Hugh Graham writes that “design is too often about the transitive and the temporary.” (Transitive—the word comes from the Latin and means “passing over”) Consider how quickly designers have to change and adapt to generational demographics.
Brand Noise offers this:
“According to Princeton sociologist Robert Wuthnow in a new book titled After the Baby Boomers the key differences between Gen Y and Baby Boomers include that the younger generation is ‘spending more time in school, remaining financially independent… and changing jobs more often.’” Link
Now consider the Baby Boomers (again from Brand Noise):
“They comprise nearly 24% of the population, have a buying power of $3 trillion, and include many of the country’s current business and political leaders.

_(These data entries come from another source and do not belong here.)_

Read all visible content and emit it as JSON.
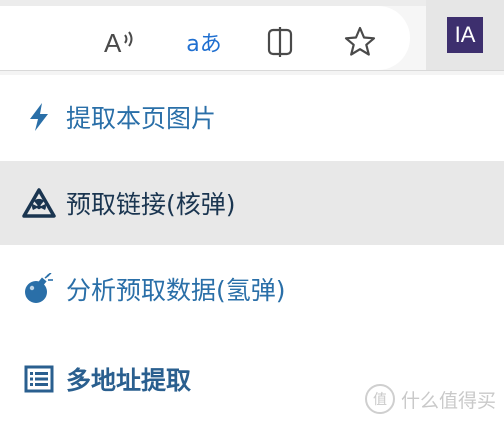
{
  "toolbar": {
    "read_aloud_icon": "read-aloud-icon",
    "translate_label": "aあ",
    "split_screen_icon": "split-screen-icon",
    "favorites_icon": "star-icon",
    "extension_badge": "IA",
    "extension_color": "#3d2f6e"
  },
  "menu": {
    "items": [
      {
        "label": "提取本页图片",
        "icon": "lightning-icon"
      },
      {
        "label": "预取链接(核弹)",
        "icon": "nuclear-warning-icon"
      },
      {
        "label": "分析预取数据(氢弹)",
        "icon": "bomb-icon"
      },
      {
        "label": "多地址提取",
        "icon": "list-icon"
      }
    ],
    "accent": "#2a6fa8"
  },
  "watermark": {
    "badge": "值",
    "text": "什么值得买"
  }
}
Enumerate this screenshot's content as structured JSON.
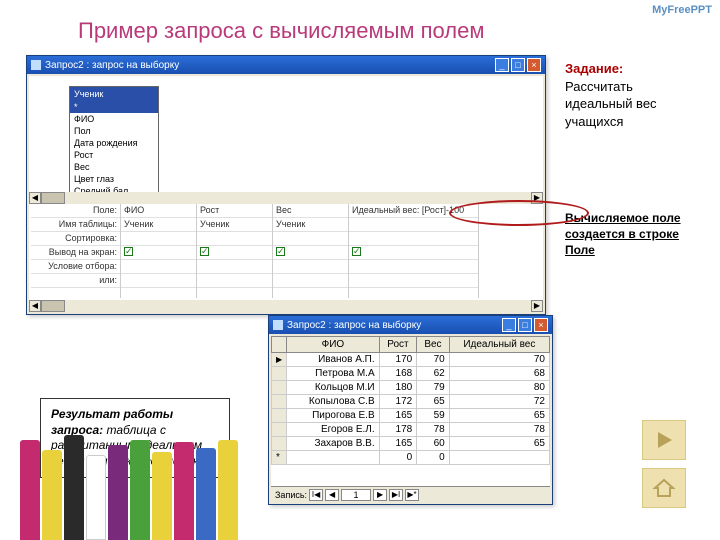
{
  "watermark": "MyFreePPT",
  "slide_title": "Пример  запроса с вычисляемым полем",
  "task": {
    "header": "Задание:",
    "body": "Рассчитать идеальный вес учащихся"
  },
  "note": "Вычисляемое поле создается в строке Поле",
  "win1": {
    "title": "Запрос2 : запрос на выборку",
    "table": {
      "name": "Ученик",
      "fields": [
        "*",
        "ФИО",
        "Пол",
        "Дата рождения",
        "Рост",
        "Вес",
        "Цвет глаз",
        "Средний бал"
      ]
    },
    "grid_labels": [
      "Поле:",
      "Имя таблицы:",
      "Сортировка:",
      "Вывод на экран:",
      "Условие отбора:",
      "или:"
    ],
    "cols": [
      {
        "field": "ФИО",
        "table": "Ученик",
        "show": true
      },
      {
        "field": "Рост",
        "table": "Ученик",
        "show": true
      },
      {
        "field": "Вес",
        "table": "Ученик",
        "show": true
      },
      {
        "field": "Идеальный вес: [Рост]-100",
        "table": "",
        "show": true
      }
    ]
  },
  "win2": {
    "title": "Запрос2 : запрос на выборку",
    "headers": [
      "ФИО",
      "Рост",
      "Вес",
      "Идеальный вес"
    ],
    "rows": [
      [
        "Иванов А.П.",
        170,
        70,
        70
      ],
      [
        "Петрова М.А",
        168,
        62,
        68
      ],
      [
        "Кольцов М.И",
        180,
        79,
        80
      ],
      [
        "Копылова С.В",
        172,
        65,
        72
      ],
      [
        "Пирогова Е.В",
        165,
        59,
        65
      ],
      [
        "Егоров Е.Л.",
        178,
        78,
        78
      ],
      [
        "Захаров В.В.",
        165,
        60,
        65
      ]
    ],
    "newrow_label": "*",
    "nav_label": "Запись:",
    "nav_pos": "1"
  },
  "callout": {
    "lead": "Результат работы запроса:",
    "rest": " таблица с рассчитанным идеальным весом для каждого ученика"
  }
}
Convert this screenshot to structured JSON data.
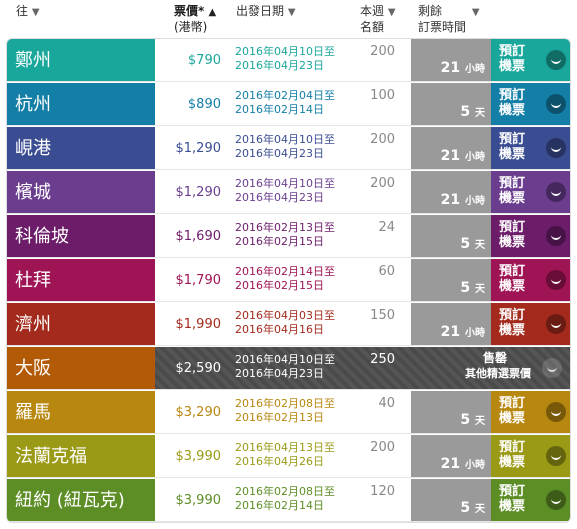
{
  "header": {
    "dest_label": "往",
    "price_label": "票價*",
    "price_sub": "(港幣)",
    "date_label": "出發日期",
    "quota_label": "本週",
    "quota_sub": "名額",
    "remaining_label": "剩餘",
    "remaining_sub": "訂票時間",
    "sort_down": "▼",
    "sort_up": "▲"
  },
  "book_label_1": "預訂",
  "book_label_2": "機票",
  "sold_label_1": "售罄",
  "sold_label_2": "其他精選票價",
  "rows": [
    {
      "dest": "鄭州",
      "price": "$790",
      "d1": "2016年04月10日至",
      "d2": "2016年04月23日",
      "quota": "200",
      "time": "21",
      "unit": "小時",
      "color": "#1aa79b",
      "datecolor": "#1aa79b"
    },
    {
      "dest": "杭州",
      "price": "$890",
      "d1": "2016年02月04日至",
      "d2": "2016年02月14日",
      "quota": "100",
      "time": "5",
      "unit": "天",
      "color": "#137ea6",
      "datecolor": "#137ea6"
    },
    {
      "dest": "峴港",
      "price": "$1,290",
      "d1": "2016年04月10日至",
      "d2": "2016年04月23日",
      "quota": "200",
      "time": "21",
      "unit": "小時",
      "color": "#3b4d92",
      "datecolor": "#3b4d92"
    },
    {
      "dest": "檳城",
      "price": "$1,290",
      "d1": "2016年04月10日至",
      "d2": "2016年04月23日",
      "quota": "200",
      "time": "21",
      "unit": "小時",
      "color": "#6b3d8f",
      "datecolor": "#6b3d8f"
    },
    {
      "dest": "科倫坡",
      "price": "$1,690",
      "d1": "2016年02月13日至",
      "d2": "2016年02月15日",
      "quota": "24",
      "time": "5",
      "unit": "天",
      "color": "#6d1c6a",
      "datecolor": "#6d1c6a"
    },
    {
      "dest": "杜拜",
      "price": "$1,790",
      "d1": "2016年02月14日至",
      "d2": "2016年02月15日",
      "quota": "60",
      "time": "5",
      "unit": "天",
      "color": "#9e1454",
      "datecolor": "#9e1454"
    },
    {
      "dest": "濟州",
      "price": "$1,990",
      "d1": "2016年04月03日至",
      "d2": "2016年04月16日",
      "quota": "150",
      "time": "21",
      "unit": "小時",
      "color": "#a32a1c",
      "datecolor": "#a32a1c"
    },
    {
      "dest": "大阪",
      "price": "$2,590",
      "d1": "2016年04月10日至",
      "d2": "2016年04月23日",
      "quota": "250",
      "time": "",
      "unit": "",
      "color": "#b25a06",
      "datecolor": "#ffffff",
      "sold": true
    },
    {
      "dest": "羅馬",
      "price": "$3,290",
      "d1": "2016年02月08日至",
      "d2": "2016年02月13日",
      "quota": "40",
      "time": "5",
      "unit": "天",
      "color": "#b8870f",
      "datecolor": "#b8870f"
    },
    {
      "dest": "法蘭克福",
      "price": "$3,990",
      "d1": "2016年04月13日至",
      "d2": "2016年04月26日",
      "quota": "200",
      "time": "21",
      "unit": "小時",
      "color": "#9a9a16",
      "datecolor": "#9a9a16"
    },
    {
      "dest": "紐約 (紐瓦克)",
      "price": "$3,990",
      "d1": "2016年02月08日至",
      "d2": "2016年02月14日",
      "quota": "120",
      "time": "5",
      "unit": "天",
      "color": "#5d8e26",
      "datecolor": "#5d8e26"
    }
  ]
}
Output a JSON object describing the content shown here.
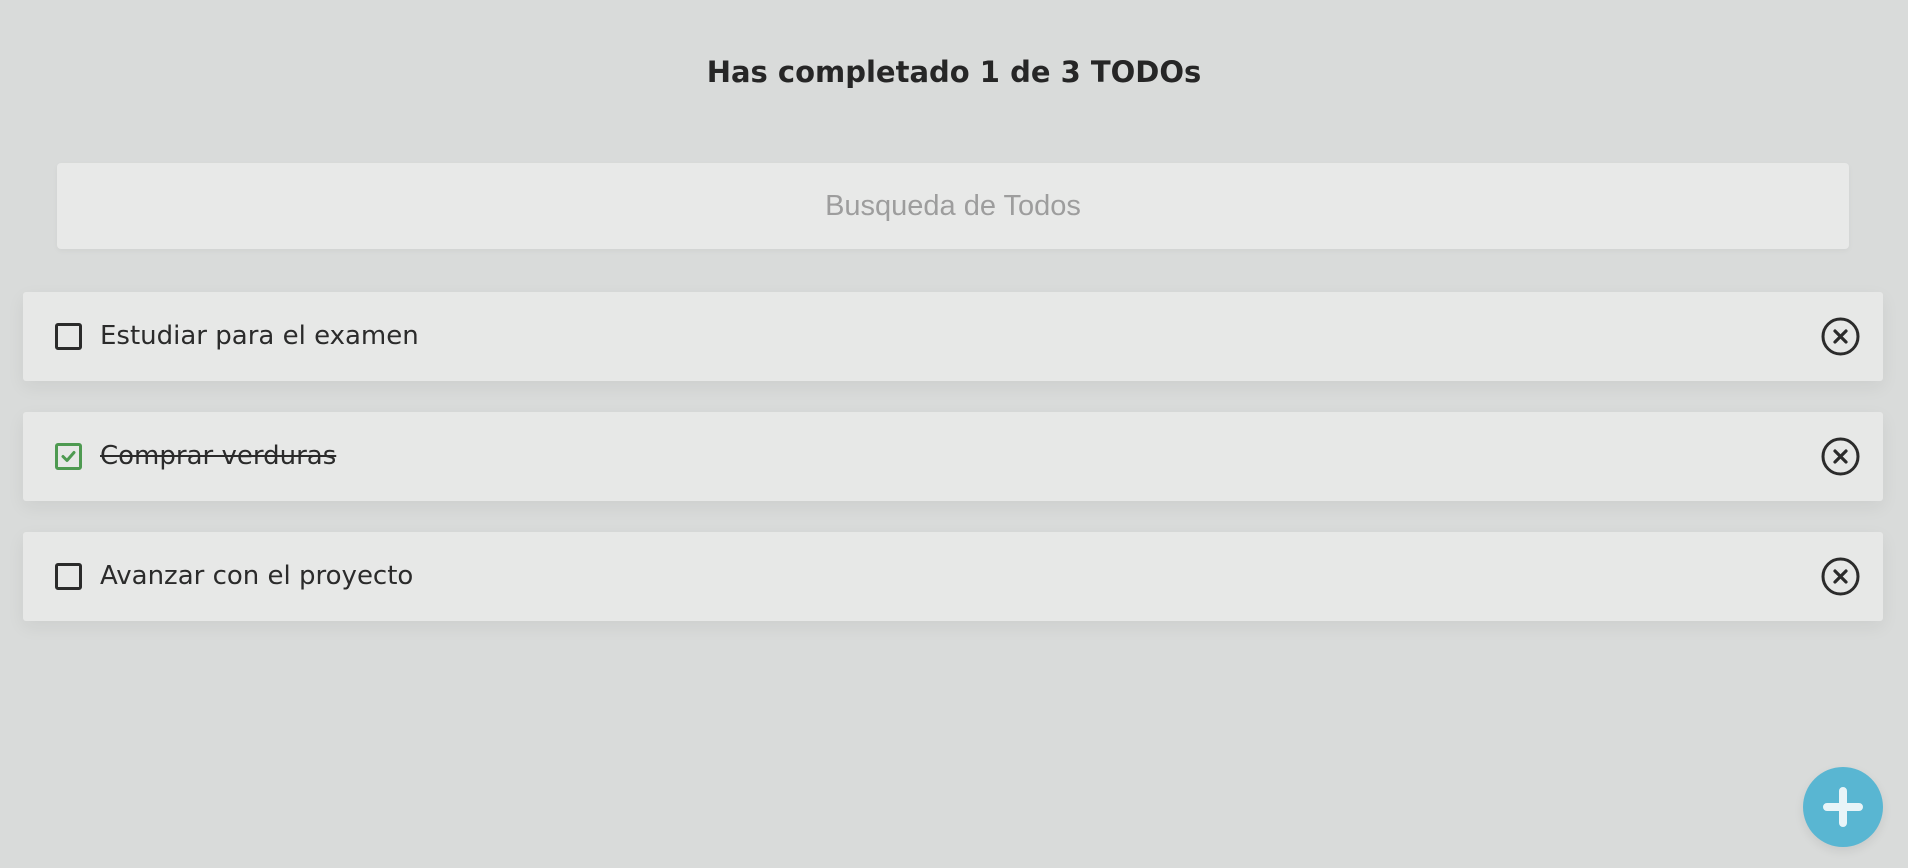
{
  "header": {
    "title": "Has completado 1 de 3 TODOs"
  },
  "search": {
    "placeholder": "Busqueda de Todos",
    "value": ""
  },
  "todos": [
    {
      "text": "Estudiar para el examen",
      "completed": false
    },
    {
      "text": "Comprar verduras",
      "completed": true
    },
    {
      "text": "Avanzar con el proyecto",
      "completed": false
    }
  ],
  "icons": {
    "checkbox": "square-checkbox-icon",
    "checked": "check-icon",
    "delete": "x-circle-icon",
    "add": "plus-icon"
  },
  "colors": {
    "background": "#d9dbda",
    "card": "#e7e8e7",
    "text": "#2b2b2b",
    "completed_check": "#4e9a51",
    "fab": "#59b6d2"
  }
}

But marketers misunderstand—and inefficiently target—this country’s 78 million baby boomers.” Link
Designers, by the nature of their craft, are communication experts and should be able to articulate ideas, brands, and identity to various changing demographics successfully providing they are supplied with reliable research. Hugh Graham agrees that change is the new norm, but pushes beyond that and proposes that “there’s a new form of change on the horizon; we’re heading into a constrained environment where the designer’s artistry and craft will have to encourage what lasts, what matters, what sustains.” Link
Can design be both transitive and sustainable? Only time will tell.